Records for processing Start Marker

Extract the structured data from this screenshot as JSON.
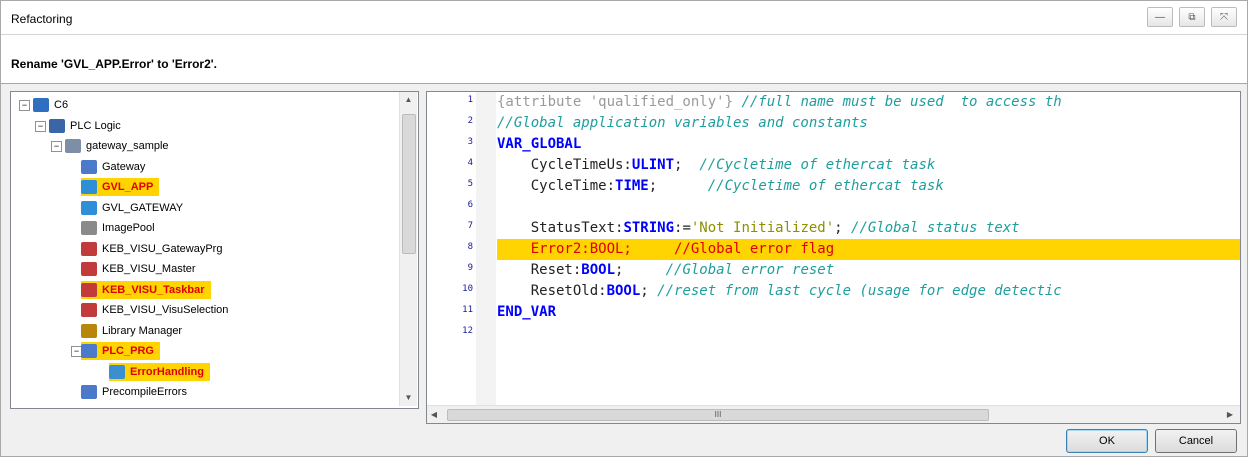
{
  "window": {
    "title": "Refactoring",
    "btn_minimize": "—",
    "btn_restore": "⧉",
    "btn_close": "⤧"
  },
  "header": {
    "message": "Rename 'GVL_APP.Error' to 'Error2'."
  },
  "tree": [
    {
      "label": "C6",
      "exp": "⊟",
      "icon": "plc-device-icon",
      "color": "#2f6fbf",
      "highlight": false
    },
    {
      "label": "PLC Logic",
      "exp": "⊟",
      "icon": "plc-logic-icon",
      "color": "#3a66a8",
      "highlight": false
    },
    {
      "label": "gateway_sample",
      "exp": "⊟",
      "icon": "application-gear-icon",
      "color": "#7d8ea6",
      "highlight": false
    },
    {
      "label": "Gateway",
      "exp": "",
      "icon": "pou-program-icon",
      "color": "#4a7ac9",
      "highlight": false
    },
    {
      "label": "GVL_APP",
      "exp": "",
      "icon": "global-variable-list-icon",
      "color": "#2f8fd6",
      "highlight": true
    },
    {
      "label": "GVL_GATEWAY",
      "exp": "",
      "icon": "global-variable-list-icon",
      "color": "#2f8fd6",
      "highlight": false
    },
    {
      "label": "ImagePool",
      "exp": "",
      "icon": "image-pool-icon",
      "color": "#8a8a8a",
      "highlight": false
    },
    {
      "label": "KEB_VISU_GatewayPrg",
      "exp": "",
      "icon": "visualization-icon",
      "color": "#c23a3a",
      "highlight": false
    },
    {
      "label": "KEB_VISU_Master",
      "exp": "",
      "icon": "visualization-icon",
      "color": "#c23a3a",
      "highlight": false
    },
    {
      "label": "KEB_VISU_Taskbar",
      "exp": "",
      "icon": "visualization-icon",
      "color": "#c23a3a",
      "highlight": true
    },
    {
      "label": "KEB_VISU_VisuSelection",
      "exp": "",
      "icon": "visualization-icon",
      "color": "#c23a3a",
      "highlight": false
    },
    {
      "label": "Library Manager",
      "exp": "",
      "icon": "library-manager-icon",
      "color": "#b8860b",
      "highlight": false
    },
    {
      "label": "PLC_PRG",
      "exp": "⊟",
      "icon": "pou-program-icon",
      "color": "#4a7ac9",
      "highlight": true
    },
    {
      "label": "ErrorHandling",
      "exp": "",
      "icon": "action-icon",
      "color": "#3a8fd1",
      "highlight": true
    },
    {
      "label": "PrecompileErrors",
      "exp": "",
      "icon": "pou-program-icon",
      "color": "#4a7ac9",
      "highlight": false
    }
  ],
  "code": {
    "line_numbers": [
      "1",
      "2",
      "3",
      "4",
      "5",
      "6",
      "7",
      "8",
      "9",
      "10",
      "11",
      "12"
    ],
    "lines": [
      [
        {
          "t": "{attribute 'qualified_only'} ",
          "c": "attr"
        },
        {
          "t": "//full name must be used  to access th",
          "c": "cm"
        }
      ],
      [
        {
          "t": "//Global application variables and constants",
          "c": "cm"
        }
      ],
      [
        {
          "t": "VAR_GLOBAL",
          "c": "kw"
        }
      ],
      [
        {
          "t": "    CycleTimeUs:",
          "c": "id"
        },
        {
          "t": "ULINT",
          "c": "kw"
        },
        {
          "t": ";  ",
          "c": "id"
        },
        {
          "t": "//Cycletime of ethercat task",
          "c": "cm"
        }
      ],
      [
        {
          "t": "    CycleTime:",
          "c": "id"
        },
        {
          "t": "TIME",
          "c": "kw"
        },
        {
          "t": ";      ",
          "c": "id"
        },
        {
          "t": "//Cycletime of ethercat task",
          "c": "cm"
        }
      ],
      [],
      [
        {
          "t": "    StatusText:",
          "c": "id"
        },
        {
          "t": "STRING",
          "c": "kw"
        },
        {
          "t": ":=",
          "c": "id"
        },
        {
          "t": "'Not Initialized'",
          "c": "str"
        },
        {
          "t": "; ",
          "c": "id"
        },
        {
          "t": "//Global status text",
          "c": "cm"
        }
      ],
      [
        {
          "t": "    Error2:BOOL;     //Global error flag",
          "c": "idr"
        }
      ],
      [
        {
          "t": "    Reset:",
          "c": "id"
        },
        {
          "t": "BOOL",
          "c": "kw"
        },
        {
          "t": ";     ",
          "c": "id"
        },
        {
          "t": "//Global error reset",
          "c": "cm"
        }
      ],
      [
        {
          "t": "    ResetOld:",
          "c": "id"
        },
        {
          "t": "BOOL",
          "c": "kw"
        },
        {
          "t": "; ",
          "c": "id"
        },
        {
          "t": "//reset from last cycle (usage for edge detectic",
          "c": "cm"
        }
      ],
      [
        {
          "t": "END_VAR",
          "c": "kw"
        }
      ],
      []
    ],
    "highlight_line": 8
  },
  "scroll": {
    "grip": "III"
  },
  "buttons": {
    "ok": "OK",
    "cancel": "Cancel"
  }
}
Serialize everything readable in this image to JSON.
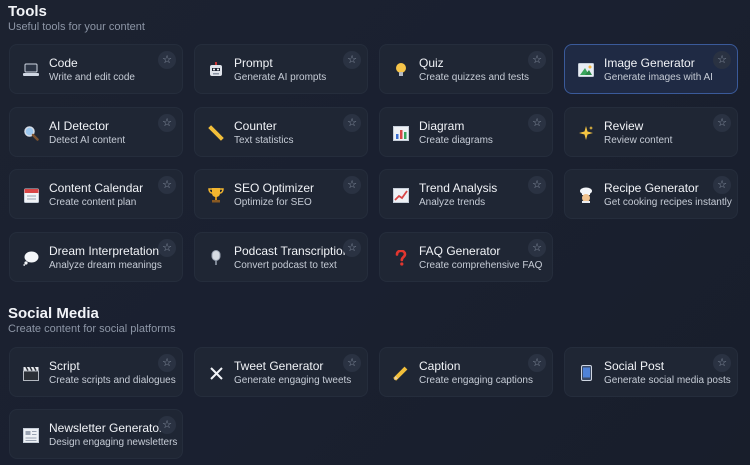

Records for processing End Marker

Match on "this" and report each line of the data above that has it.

Extract the structured data from this screenshot as JSON.
Serialize everything readable in this image to JSON.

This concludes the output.